Home Special Sections Family Health Guide

HEALTH GUIDE: Dog ownership could increase lifespan

Dogs could be a man’s best friend.

By Richard Hanners

Blue Mountain Eagle

Published on February 9, 2018 1:25PM

Dog owners may live longer, according to a recent study.

The Eagle/Sean Hart

Dog owners may live longer, according to a recent study.

Buy this photo

According to a Swedish study published Nov. 17 in the journal Scientific Reports, owning a dog could lengthen lifespans. Physical exercise, social interaction and immunity are the benefits from dog ownership believed to lessen the risks of death, the study’s authors said.

Persons living alone are believed to be at higher risk of cardiovascular disease and death than people living in multi-person households, according to Mwenya Mubanga, a Ph.D. candidate at Uppsala University and one of the study’s authors. The study looked at more than 3.4 million Swedish individuals between 40 and 80 years old over a 12-year period.

For people living alone, owning a dog can decrease the risk of death by 33 percent and the risk of cardiovascular-related death by 36 percent. Chances of a heart attack were found to be 11 percent lower than for people living alone without a dog.

Owners of hunting breeds, such as terriers, retrievers and scent hounds, were most protected from cardiovascular disease and death, according to the study.

Tove Fall, the study’s senior author, noted that dog owners in general have a higher level of physical activity, including taking dogs out for a walk during adverse weather.

“When it’s dark and gray here in Sweden or rainy, the only people you see outdoors are people with dogs,” Falls told the PBS News Hour.

But the findings also suggest increased social well-being and immune system development could explain why dog ownership offers protection against cardiovascular disease and death. The dirt dogs bring into homes and their licking behavior could impact a person’s microbiome and improve their health, it was suggested.

Another study, “All Creatures Great and Small,” recently published in the British Medical Journal, looked at 9,000 people with an average age of 67 and did not determine that pet ownership made any difference to the aging process. The study did, however, find that walking a dog could help with weight and cardiovascular problems.


13 ways to exercise with your dog


These ideas from health.com provide novel ways to work out with your four-legged friend:

• Running: Short or long, rain or shine, but be careful in heat and humidity because dogs don’t sweat like humans.

• Active fetch: While your dog is chasing the ball, consider some exercise of your own like crunches, lunges and squats.

• Stair running: A good way to strengthen your quads, hamstrings and glutes.

• Charity races: Dogs make the perfect training buddy, so consider a dog-friendly race.
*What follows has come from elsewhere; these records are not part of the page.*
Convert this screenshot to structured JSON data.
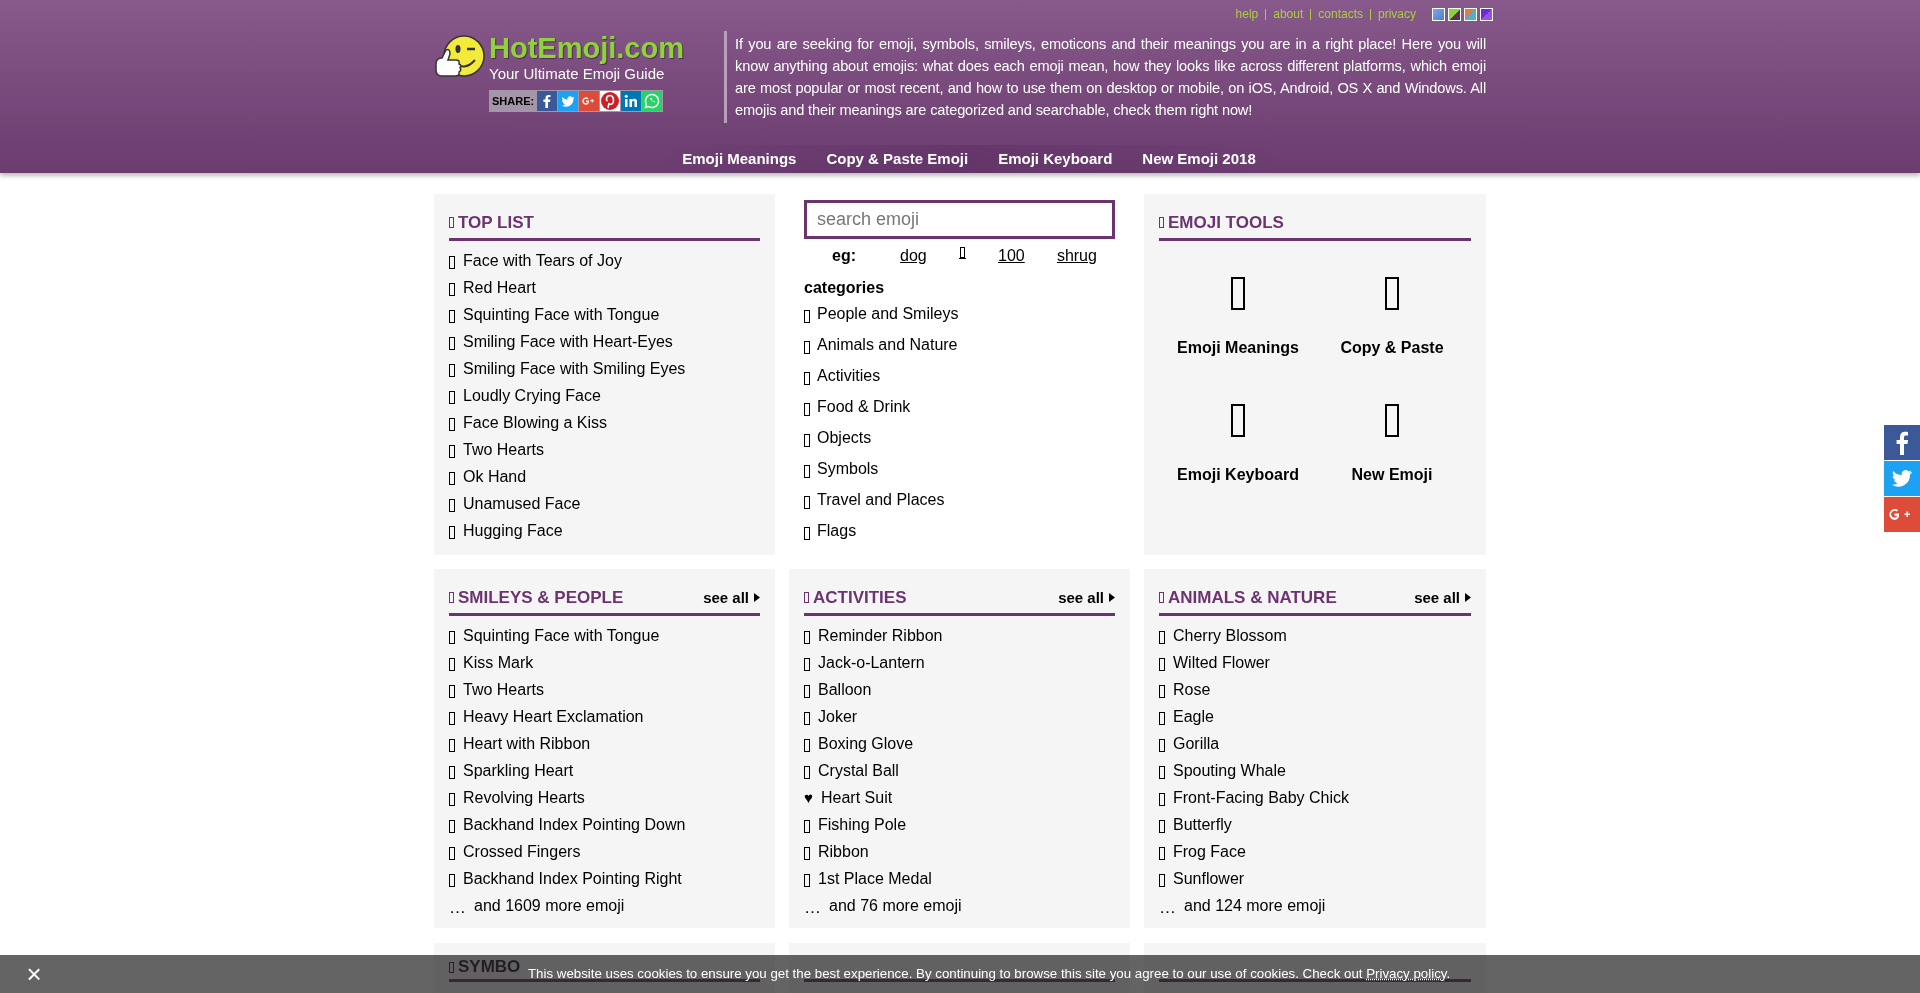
{
  "top_links": [
    "help",
    "about",
    "contacts",
    "privacy"
  ],
  "logo": {
    "title": "HotEmoji.com",
    "tagline": "Your Ultimate Emoji Guide"
  },
  "share": {
    "label": "SHARE:"
  },
  "description": "If you are seeking for emoji, symbols, smileys, emoticons and their meanings you are in a right place! Here you will know anything about emojis: what does each emoji mean, how they looks like across different platforms, which emoji are most popular or most recent, and how to use them on desktop or mobile, on iOS, Android, OS X and Windows. All emojis and their meanings are categorized and searchable, check them right now!",
  "nav": [
    "Emoji Meanings",
    "Copy & Paste Emoji",
    "Emoji Keyboard",
    "New Emoji 2018"
  ],
  "top_list": {
    "title": "TOP LIST",
    "items": [
      {
        "label": "Face with Tears of Joy"
      },
      {
        "label": "Red Heart"
      },
      {
        "label": "Squinting Face with Tongue"
      },
      {
        "label": "Smiling Face with Heart-Eyes"
      },
      {
        "label": "Smiling Face with Smiling Eyes"
      },
      {
        "label": "Loudly Crying Face"
      },
      {
        "label": "Face Blowing a Kiss"
      },
      {
        "label": "Two Hearts"
      },
      {
        "label": "Ok Hand"
      },
      {
        "label": "Unamused Face"
      },
      {
        "label": "Hugging Face"
      }
    ]
  },
  "search": {
    "placeholder": "search emoji",
    "examples_label": "eg:",
    "examples": [
      {
        "kind": "text",
        "text": "dog"
      },
      {
        "kind": "glyph"
      },
      {
        "kind": "text",
        "text": "100"
      },
      {
        "kind": "text",
        "text": "shrug"
      }
    ]
  },
  "categories": {
    "title": "categories",
    "items": [
      "People and Smileys",
      "Animals and Nature",
      "Activities",
      "Food & Drink",
      "Objects",
      "Symbols",
      "Travel and Places",
      "Flags"
    ]
  },
  "tools": {
    "title": "EMOJI TOOLS",
    "items": [
      "Emoji Meanings",
      "Copy & Paste",
      "Emoji Keyboard",
      "New Emoji"
    ]
  },
  "sections": [
    {
      "title": "SMILEYS & PEOPLE",
      "see_all": "see all",
      "items": [
        {
          "label": "Squinting Face with Tongue"
        },
        {
          "label": "Kiss Mark"
        },
        {
          "label": "Two Hearts"
        },
        {
          "label": "Heavy Heart Exclamation"
        },
        {
          "label": "Heart with Ribbon"
        },
        {
          "label": "Sparkling Heart"
        },
        {
          "label": "Revolving Hearts"
        },
        {
          "label": "Backhand Index Pointing Down"
        },
        {
          "label": "Crossed Fingers"
        },
        {
          "label": "Backhand Index Pointing Right"
        }
      ],
      "more_mark": "…",
      "more": "and 1609 more emoji"
    },
    {
      "title": "ACTIVITIES",
      "see_all": "see all",
      "items": [
        {
          "label": "Reminder Ribbon"
        },
        {
          "label": "Jack-o-Lantern"
        },
        {
          "label": "Balloon"
        },
        {
          "label": "Joker"
        },
        {
          "label": "Boxing Glove"
        },
        {
          "label": "Crystal Ball"
        },
        {
          "label": "Heart Suit",
          "symbol": "♥"
        },
        {
          "label": "Fishing Pole"
        },
        {
          "label": "Ribbon"
        },
        {
          "label": "1st Place Medal"
        }
      ],
      "more_mark": "…",
      "more": "and 76 more emoji"
    },
    {
      "title": "ANIMALS & NATURE",
      "see_all": "see all",
      "items": [
        {
          "label": "Cherry Blossom"
        },
        {
          "label": "Wilted Flower"
        },
        {
          "label": "Rose"
        },
        {
          "label": "Eagle"
        },
        {
          "label": "Gorilla"
        },
        {
          "label": "Spouting Whale"
        },
        {
          "label": "Front-Facing Baby Chick"
        },
        {
          "label": "Butterfly"
        },
        {
          "label": "Frog Face"
        },
        {
          "label": "Sunflower"
        }
      ],
      "more_mark": "…",
      "more": "and 124 more emoji"
    }
  ],
  "partial_sections": [
    {
      "title": "SYMBO"
    }
  ],
  "cookie_bar": {
    "close": "×",
    "text": "This website uses cookies to ensure you get the best experience. By continuing to browse this site you agree to our use of cookies. Check out ",
    "link": "Privacy policy",
    "end": "."
  }
}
• Soccer: Herding breeds love soccer, and balls resistant to sharp teeth are available.

• Dog yoga: According to some, dogs are a natural for yoga, but it’s mostly about the pet-human bond.

• Stand-up paddleboarding: Dogs have no trouble balancing on the nose of a paddleboard.

• Kayaking: Smaller breeds will ride the bow of a sit-on-top kayak, while larger breeds stick closer to the middle.

• Cycling: If your dog has too much energy, take her biking. This will also help with behavioral issues.

• Rollerblading: Recommended for expert skaters and in an area free from vehicular traffic.

• Dog-friendly boot camp: While you undergo strength, balance and cardio training, your dog practices obedience drills.

• Snow sports: Most dogs enjoy the snow, so why not take them snowshoeing or cross-country skiing?

• Borrow a dog: If you don’t have a dog, call a local animal shelter and volunteer to take dogs out for walks and runs.



Marketplace

Share and Discuss

Guidelines

User Comments